April - October 2018

This exhibition celebrated the birth of circus, which was invented 250 years ago by the British equestrian master, Philip Astley.

Philip Astley was an expert horse rider who performed acrobatic tricks on his horse. Philip always liked horses and when he was seventeen years old, he joined the cavalry where he learned to do all sorts of tricks on horseback.

Later on, Philip went to London and started to show his extraordinary horse-riding abilities to the public. He realised that riding in a circle whilst standing on a horse was easier than doing it in a straight line. This type of performance in a circle became known as circus.

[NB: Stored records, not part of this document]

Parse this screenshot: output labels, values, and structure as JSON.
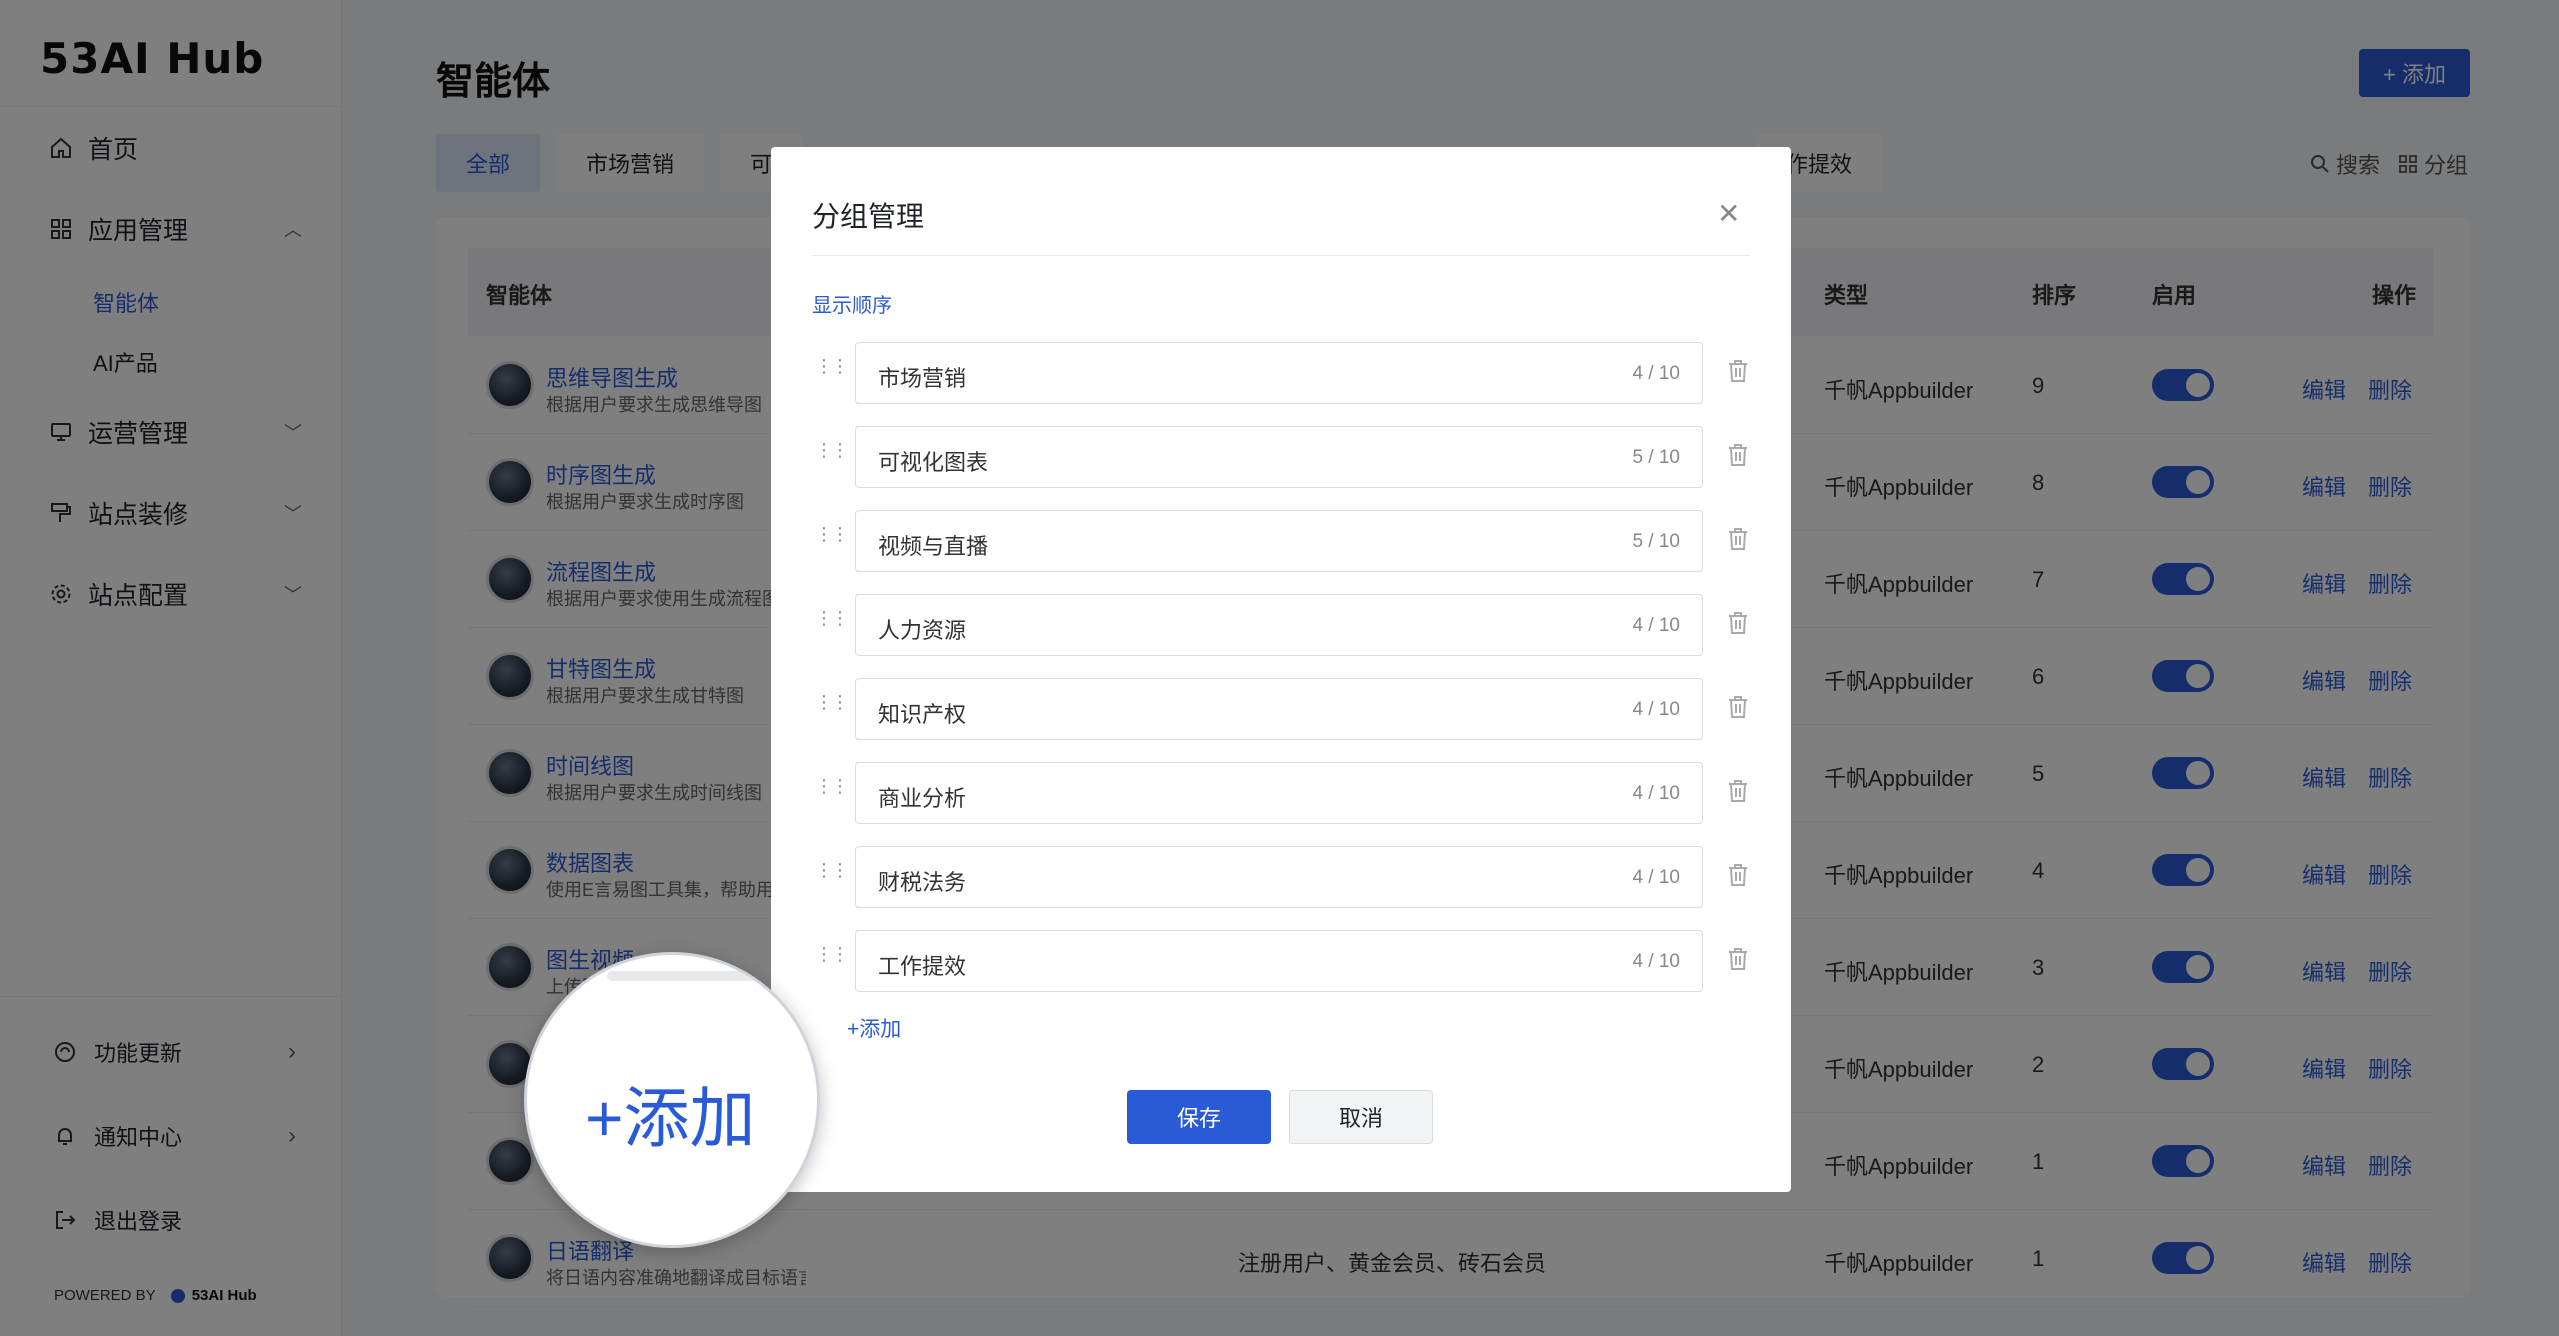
{
  "app": {
    "logo": "53AI Hub"
  },
  "sidebar": {
    "items": [
      {
        "label": "首页"
      },
      {
        "label": "应用管理"
      },
      {
        "label": "运营管理"
      },
      {
        "label": "站点装修"
      },
      {
        "label": "站点配置"
      }
    ],
    "sub_items": [
      {
        "label": "智能体"
      },
      {
        "label": "AI产品"
      }
    ],
    "footer": [
      {
        "label": "功能更新"
      },
      {
        "label": "通知中心"
      },
      {
        "label": "退出登录"
      }
    ],
    "powered_by": "POWERED BY",
    "powered_brand": "53AI Hub"
  },
  "main": {
    "title": "智能体",
    "add_label": "+ 添加",
    "tabs": [
      "全部",
      "市场营销",
      "可"
    ],
    "tab_partial_right": "作提效",
    "search_label": "搜索",
    "group_label": "分组",
    "columns": {
      "name": "智能体",
      "type": "类型",
      "sort": "排序",
      "enabled": "启用",
      "actions": "操作"
    },
    "rows": [
      {
        "name": "思维导图生成",
        "desc": "根据用户要求生成思维导图",
        "members": "",
        "type": "千帆Appbuilder",
        "sort": "9",
        "edit": "编辑",
        "del": "删除"
      },
      {
        "name": "时序图生成",
        "desc": "根据用户要求生成时序图",
        "members": "",
        "type": "千帆Appbuilder",
        "sort": "8",
        "edit": "编辑",
        "del": "删除"
      },
      {
        "name": "流程图生成",
        "desc": "根据用户要求使用生成流程图",
        "members": "",
        "type": "千帆Appbuilder",
        "sort": "7",
        "edit": "编辑",
        "del": "删除"
      },
      {
        "name": "甘特图生成",
        "desc": "根据用户要求生成甘特图",
        "members": "",
        "type": "千帆Appbuilder",
        "sort": "6",
        "edit": "编辑",
        "del": "删除"
      },
      {
        "name": "时间线图",
        "desc": "根据用户要求生成时间线图",
        "members": "",
        "type": "千帆Appbuilder",
        "sort": "5",
        "edit": "编辑",
        "del": "删除"
      },
      {
        "name": "数据图表",
        "desc": "使用E言易图工具集，帮助用",
        "members": "",
        "type": "千帆Appbuilder",
        "sort": "4",
        "edit": "编辑",
        "del": "删除"
      },
      {
        "name": "图生视频",
        "desc": "上传图",
        "members": "",
        "type": "千帆Appbuilder",
        "sort": "3",
        "edit": "编辑",
        "del": "删除"
      },
      {
        "name": "",
        "desc": "",
        "members": "",
        "type": "千帆Appbuilder",
        "sort": "2",
        "edit": "编辑",
        "del": "删除"
      },
      {
        "name": "",
        "desc": "",
        "members": "",
        "type": "千帆Appbuilder",
        "sort": "1",
        "edit": "编辑",
        "del": "删除"
      },
      {
        "name": "日语翻译",
        "desc": "将日语内容准确地翻译成目标语言",
        "members": "注册用户、黄金会员、砖石会员",
        "type": "千帆Appbuilder",
        "sort": "1",
        "edit": "编辑",
        "del": "删除"
      }
    ]
  },
  "modal": {
    "title": "分组管理",
    "close_icon": "close-icon",
    "order_label": "显示顺序",
    "groups": [
      {
        "value": "市场营销",
        "count": "4 / 10"
      },
      {
        "value": "可视化图表",
        "count": "5 / 10"
      },
      {
        "value": "视频与直播",
        "count": "5 / 10"
      },
      {
        "value": "人力资源",
        "count": "4 / 10"
      },
      {
        "value": "知识产权",
        "count": "4 / 10"
      },
      {
        "value": "商业分析",
        "count": "4 / 10"
      },
      {
        "value": "财税法务",
        "count": "4 / 10"
      },
      {
        "value": "工作提效",
        "count": "4 / 10"
      }
    ],
    "add_label": "+添加",
    "save_label": "保存",
    "cancel_label": "取消"
  },
  "magnifier": {
    "text": "+添加"
  },
  "colors": {
    "accent": "#2a5bd7",
    "overlay": "rgba(0,0,0,0.5)"
  }
}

Philip was very successful and he brought other trick riders, acrobats, jugglers and clowns to perform in his show. This made circus more fun and entertaining to watch. Philip built many amphitheatres in the UK and abroad. Amphitheatre was the name given to the buildings where circus and theatre was performed. Many people were amazed by Philip’s skills and personality and he became a well-known celebrity.

Over the years circus became very popular and spread around the world; from the UK to France, Germany to Russia, America and many other countries. Performers have always been inventing new and exciting acts to delight and thrill the crowds. That is why circus is still popular today and continues to amaze people with daring skills and exciting new shows.

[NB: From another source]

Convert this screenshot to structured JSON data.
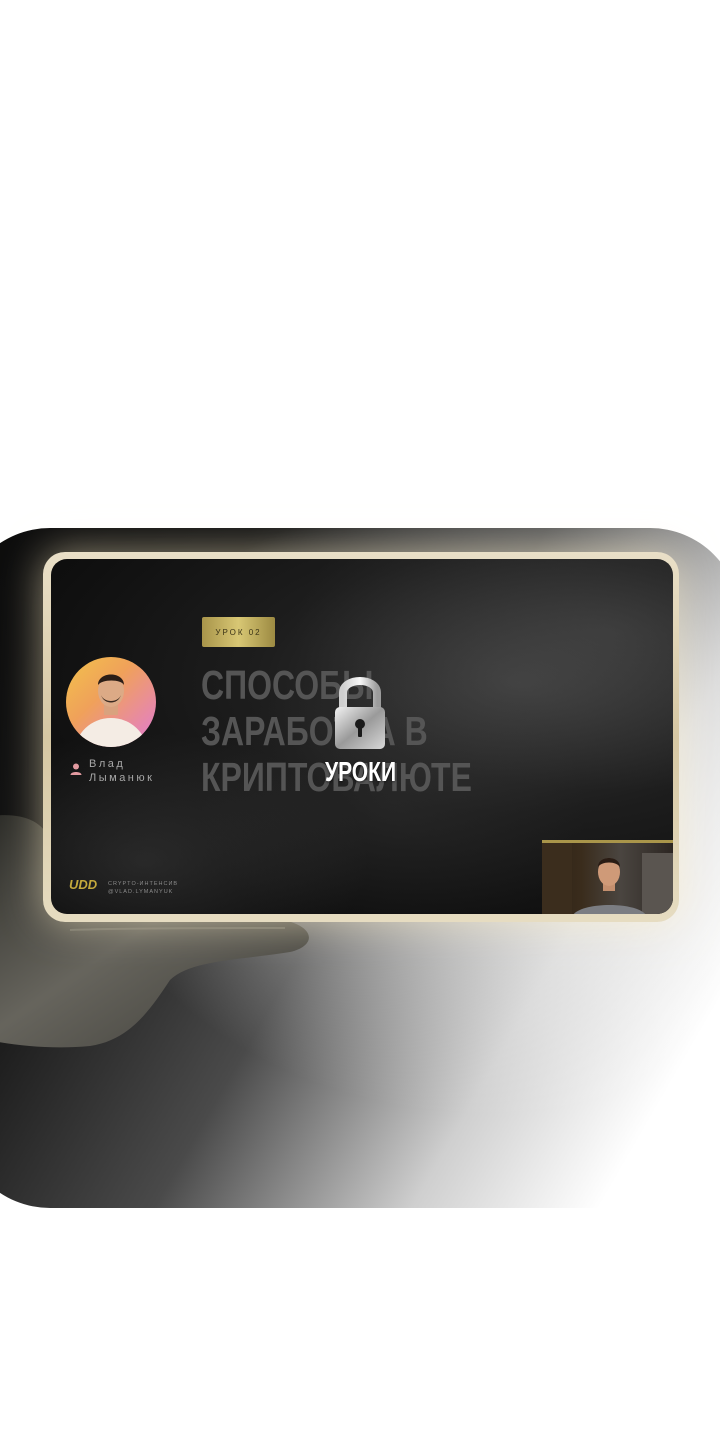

Look through the exhibition to discover more about ‘Amazing People’, ‘Circus Around the World’ and ‘Circus Families’.

This exhibition was a collaboration with the National Fairground and Circus Archive at the University of Sheffield Library and part of a UK-wide celebration of 250 years of circus history in 2018.